### Recorded data
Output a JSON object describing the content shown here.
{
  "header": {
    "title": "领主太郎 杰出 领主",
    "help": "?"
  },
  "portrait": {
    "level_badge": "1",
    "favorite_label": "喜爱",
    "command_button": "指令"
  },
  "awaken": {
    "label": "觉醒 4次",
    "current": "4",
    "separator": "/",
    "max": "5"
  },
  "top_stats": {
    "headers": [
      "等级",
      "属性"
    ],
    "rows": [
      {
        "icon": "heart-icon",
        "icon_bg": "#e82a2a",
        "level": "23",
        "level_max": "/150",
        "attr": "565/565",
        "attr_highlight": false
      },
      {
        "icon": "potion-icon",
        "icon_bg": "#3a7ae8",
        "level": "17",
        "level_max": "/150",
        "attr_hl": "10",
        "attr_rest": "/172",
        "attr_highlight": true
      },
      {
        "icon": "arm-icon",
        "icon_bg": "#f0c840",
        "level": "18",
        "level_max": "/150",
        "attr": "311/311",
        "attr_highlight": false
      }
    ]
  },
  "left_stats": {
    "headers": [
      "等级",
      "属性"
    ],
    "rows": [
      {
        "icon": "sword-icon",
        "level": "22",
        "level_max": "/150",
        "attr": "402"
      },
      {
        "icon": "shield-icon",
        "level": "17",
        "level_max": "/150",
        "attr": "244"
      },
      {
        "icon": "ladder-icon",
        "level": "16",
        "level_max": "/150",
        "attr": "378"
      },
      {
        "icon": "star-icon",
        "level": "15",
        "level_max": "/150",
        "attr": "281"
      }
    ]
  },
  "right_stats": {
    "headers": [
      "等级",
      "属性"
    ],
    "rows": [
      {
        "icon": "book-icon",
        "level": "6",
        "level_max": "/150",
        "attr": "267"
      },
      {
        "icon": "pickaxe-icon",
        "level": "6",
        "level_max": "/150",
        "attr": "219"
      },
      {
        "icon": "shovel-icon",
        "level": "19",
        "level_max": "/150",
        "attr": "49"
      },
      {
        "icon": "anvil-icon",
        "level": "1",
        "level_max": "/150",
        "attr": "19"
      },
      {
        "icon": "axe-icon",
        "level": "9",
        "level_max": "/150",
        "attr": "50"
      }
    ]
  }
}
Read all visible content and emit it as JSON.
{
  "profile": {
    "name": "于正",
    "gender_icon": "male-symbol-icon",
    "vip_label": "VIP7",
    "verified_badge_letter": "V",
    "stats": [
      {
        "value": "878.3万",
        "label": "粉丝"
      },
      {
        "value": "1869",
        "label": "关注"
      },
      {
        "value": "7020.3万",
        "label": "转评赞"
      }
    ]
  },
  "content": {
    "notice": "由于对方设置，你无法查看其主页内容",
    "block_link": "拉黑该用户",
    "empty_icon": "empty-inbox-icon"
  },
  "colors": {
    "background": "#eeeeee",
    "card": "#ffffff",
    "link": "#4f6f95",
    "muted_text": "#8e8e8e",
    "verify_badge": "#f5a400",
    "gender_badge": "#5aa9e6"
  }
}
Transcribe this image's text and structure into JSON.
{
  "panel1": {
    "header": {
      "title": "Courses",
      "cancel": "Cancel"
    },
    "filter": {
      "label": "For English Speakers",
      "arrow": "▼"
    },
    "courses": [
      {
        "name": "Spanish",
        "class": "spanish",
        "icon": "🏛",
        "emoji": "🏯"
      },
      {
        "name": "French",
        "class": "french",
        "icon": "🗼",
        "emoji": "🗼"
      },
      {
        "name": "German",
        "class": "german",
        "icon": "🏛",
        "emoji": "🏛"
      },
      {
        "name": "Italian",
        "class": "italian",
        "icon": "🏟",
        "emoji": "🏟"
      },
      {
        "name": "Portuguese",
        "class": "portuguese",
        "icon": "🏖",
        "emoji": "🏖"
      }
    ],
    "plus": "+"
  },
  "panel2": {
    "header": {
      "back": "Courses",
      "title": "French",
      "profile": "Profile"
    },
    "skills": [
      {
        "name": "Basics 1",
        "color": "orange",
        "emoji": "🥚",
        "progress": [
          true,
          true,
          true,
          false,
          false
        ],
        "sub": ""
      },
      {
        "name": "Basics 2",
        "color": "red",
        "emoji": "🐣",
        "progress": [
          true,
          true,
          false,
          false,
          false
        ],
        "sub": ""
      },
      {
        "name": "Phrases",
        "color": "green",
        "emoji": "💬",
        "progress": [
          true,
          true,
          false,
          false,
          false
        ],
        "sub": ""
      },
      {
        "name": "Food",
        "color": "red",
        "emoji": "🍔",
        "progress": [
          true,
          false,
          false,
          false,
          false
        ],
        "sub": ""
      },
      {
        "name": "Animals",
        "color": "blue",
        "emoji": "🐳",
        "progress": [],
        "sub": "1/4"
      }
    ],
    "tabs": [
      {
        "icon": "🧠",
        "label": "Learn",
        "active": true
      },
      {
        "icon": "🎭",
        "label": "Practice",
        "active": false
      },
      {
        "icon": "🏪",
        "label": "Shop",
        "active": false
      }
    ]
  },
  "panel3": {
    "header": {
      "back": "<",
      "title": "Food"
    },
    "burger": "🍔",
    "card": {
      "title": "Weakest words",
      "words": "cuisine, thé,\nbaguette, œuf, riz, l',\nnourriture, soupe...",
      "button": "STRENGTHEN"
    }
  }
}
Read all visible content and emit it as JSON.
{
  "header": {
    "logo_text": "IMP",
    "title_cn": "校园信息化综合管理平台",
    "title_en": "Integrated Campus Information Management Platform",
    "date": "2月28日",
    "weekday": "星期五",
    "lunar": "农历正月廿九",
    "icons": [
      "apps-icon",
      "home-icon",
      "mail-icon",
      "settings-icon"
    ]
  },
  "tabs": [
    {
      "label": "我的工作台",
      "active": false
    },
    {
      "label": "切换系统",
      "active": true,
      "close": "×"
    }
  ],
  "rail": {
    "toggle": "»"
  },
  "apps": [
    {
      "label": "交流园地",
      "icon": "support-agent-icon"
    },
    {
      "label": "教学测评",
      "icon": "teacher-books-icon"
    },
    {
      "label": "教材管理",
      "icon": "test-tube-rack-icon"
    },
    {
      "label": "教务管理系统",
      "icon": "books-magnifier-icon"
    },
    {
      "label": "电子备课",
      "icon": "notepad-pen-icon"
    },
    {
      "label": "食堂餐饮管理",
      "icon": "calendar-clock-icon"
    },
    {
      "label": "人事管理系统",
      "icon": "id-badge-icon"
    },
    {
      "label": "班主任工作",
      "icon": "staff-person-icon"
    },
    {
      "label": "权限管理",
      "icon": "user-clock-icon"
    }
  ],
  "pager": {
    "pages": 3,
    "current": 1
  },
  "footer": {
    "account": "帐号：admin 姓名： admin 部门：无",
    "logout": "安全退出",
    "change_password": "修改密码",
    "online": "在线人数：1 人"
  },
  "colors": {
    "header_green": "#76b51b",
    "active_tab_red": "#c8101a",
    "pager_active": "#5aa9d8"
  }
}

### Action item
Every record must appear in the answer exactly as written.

### Answer section
Output a JSON object describing the content shown here.
{
  "header": {
    "title": "领主太郎 杰出 领主",
    "help": "?"
  },
  "portrait": {
    "level_badge": "1",
    "favorite_label": "喜爱",
    "command_button": "指令"
  },
  "awaken": {
    "label": "觉醒 4次",
    "current": "4",
    "separator": "/",
    "max": "5"
  },
  "top_stats": {
    "headers": [
      "等级",
      "属性"
    ],
    "rows": [
      {
        "icon": "heart-icon",
        "icon_bg": "#e82a2a",
        "level": "23",
        "level_max": "/150",
        "attr": "565/565",
        "attr_highlight": false
      },
      {
        "icon": "potion-icon",
        "icon_bg": "#3a7ae8",
        "level": "17",
        "level_max": "/150",
        "attr_hl": "10",
        "attr_rest": "/172",
        "attr_highlight": true
      },
      {
        "icon": "arm-icon",
        "icon_bg": "#f0c840",
        "level": "18",
        "level_max": "/150",
        "attr": "311/311",
        "attr_highlight": false
      }
    ]
  },
  "left_stats": {
    "headers": [
      "等级",
      "属性"
    ],
    "rows": [
      {
        "icon": "sword-icon",
        "level": "22",
        "level_max": "/150",
        "attr": "402"
      },
      {
        "icon": "shield-icon",
        "level": "17",
        "level_max": "/150",
        "attr": "244"
      },
      {
        "icon": "ladder-icon",
        "level": "16",
        "level_max": "/150",
        "attr": "378"
      },
      {
        "icon": "star-icon",
        "level": "15",
        "level_max": "/150",
        "attr": "281"
      }
    ]
  },
  "right_stats": {
    "headers": [
      "等级",
      "属性"
    ],
    "rows": [
      {
        "icon": "book-icon",
        "level": "6",
        "level_max": "/150",
        "attr": "267"
      },
      {
        "icon": "pickaxe-icon",
        "level": "6",
        "level_max": "/150",
        "attr": "219"
      },
      {
        "icon": "shovel-icon",
        "level": "19",
        "level_max": "/150",
        "attr": "49"
      },
      {
        "icon": "anvil-icon",
        "level": "1",
        "level_max": "/150",
        "attr": "19"
      },
      {
        "icon": "axe-icon",
        "level": "9",
        "level_max": "/150",
        "attr": "50"
      }
    ]
  }
}
Read all visible content and emit it as JSON.
{
  "profile": {
    "name": "于正",
    "gender_icon": "male-symbol-icon",
    "vip_label": "VIP7",
    "verified_badge_letter": "V",
    "stats": [
      {
        "value": "878.3万",
        "label": "粉丝"
      },
      {
        "value": "1869",
        "label": "关注"
      },
      {
        "value": "7020.3万",
        "label": "转评赞"
      }
    ]
  },
  "content": {
    "notice": "由于对方设置，你无法查看其主页内容",
    "block_link": "拉黑该用户",
    "empty_icon": "empty-inbox-icon"
  },
  "colors": {
    "background": "#eeeeee",
    "card": "#ffffff",
    "link": "#4f6f95",
    "muted_text": "#8e8e8e",
    "verify_badge": "#f5a400",
    "gender_badge": "#5aa9e6"
  }
}
Transcribe this image's text and structure into JSON.
{
  "panel1": {
    "header": {
      "title": "Courses",
      "cancel": "Cancel"
    },
    "filter": {
      "label": "For English Speakers",
      "arrow": "▼"
    },
    "courses": [
      {
        "name": "Spanish",
        "class": "spanish",
        "icon": "🏛",
        "emoji": "🏯"
      },
      {
        "name": "French",
        "class": "french",
        "icon": "🗼",
        "emoji": "🗼"
      },
      {
        "name": "German",
        "class": "german",
        "icon": "🏛",
        "emoji": "🏛"
      },
      {
        "name": "Italian",
        "class": "italian",
        "icon": "🏟",
        "emoji": "🏟"
      },
      {
        "name": "Portuguese",
        "class": "portuguese",
        "icon": "🏖",
        "emoji": "🏖"
      }
    ],
    "plus": "+"
  },
  "panel2": {
    "header": {
      "back": "Courses",
      "title": "French",
      "profile": "Profile"
    },
    "skills": [
      {
        "name": "Basics 1",
        "color": "orange",
        "emoji": "🥚",
        "progress": [
          true,
          true,
          true,
          false,
          false
        ],
        "sub": ""
      },
      {
        "name": "Basics 2",
        "color": "red",
        "emoji": "🐣",
        "progress": [
          true,
          true,
          false,
          false,
          false
        ],
        "sub": ""
      },
      {
        "name": "Phrases",
        "color": "green",
        "emoji": "💬",
        "progress": [
          true,
          true,
          false,
          false,
          false
        ],
        "sub": ""
      },
      {
        "name": "Food",
        "color": "red",
        "emoji": "🍔",
        "progress": [
          true,
          false,
          false,
          false,
          false
        ],
        "sub": ""
      },
      {
        "name": "Animals",
        "color": "blue",
        "emoji": "🐳",
        "progress": [],
        "sub": "1/4"
      }
    ],
    "tabs": [
      {
        "icon": "🧠",
        "label": "Learn",
        "active": true
      },
      {
        "icon": "🎭",
        "label": "Practice",
        "active": false
      },
      {
        "icon": "🏪",
        "label": "Shop",
        "active": false
      }
    ]
  },
  "panel3": {
    "header": {
      "back": "<",
      "title": "Food"
    },
    "burger": "🍔",
    "card": {
      "title": "Weakest words",
      "words": "cuisine, thé,\nbaguette, œuf, riz, l',\nnourriture, soupe...",
      "button": "STRENGTHEN"
    }
  }
}
Read all visible content and emit it as JSON.
{
  "header": {
    "logo_text": "IMP",
    "title_cn": "校园信息化综合管理平台",
    "title_en": "Integrated Campus Information Management Platform",
    "date": "2月28日",
    "weekday": "星期五",
    "lunar": "农历正月廿九",
    "icons": [
      "apps-icon",
      "home-icon",
      "mail-icon",
      "settings-icon"
    ]
  },
  "tabs": [
    {
      "label": "我的工作台",
      "active": false
    },
    {
      "label": "切换系统",
      "active": true,
      "close": "×"
    }
  ],
  "rail": {
    "toggle": "»"
  },
  "apps": [
    {
      "label": "交流园地",
      "icon": "support-agent-icon"
    },
    {
      "label": "教学测评",
      "icon": "teacher-books-icon"
    },
    {
      "label": "教材管理",
      "icon": "test-tube-rack-icon"
    },
    {
      "label": "教务管理系统",
      "icon": "books-magnifier-icon"
    },
    {
      "label": "电子备课",
      "icon": "notepad-pen-icon"
    },
    {
      "label": "食堂餐饮管理",
      "icon": "calendar-clock-icon"
    },
    {
      "label": "人事管理系统",
      "icon": "id-badge-icon"
    },
    {
      "label": "班主任工作",
      "icon": "staff-person-icon"
    },
    {
      "label": "权限管理",
      "icon": "user-clock-icon"
    }
  ],
  "pager": {
    "pages": 3,
    "current": 1
  },
  "footer": {
    "account": "帐号：admin 姓名： admin 部门：无",
    "logout": "安全退出",
    "change_password": "修改密码",
    "online": "在线人数：1 人"
  },
  "colors": {
    "header_green": "#76b51b",
    "active_tab_red": "#c8101a",
    "pager_active": "#5aa9d8"
  }
}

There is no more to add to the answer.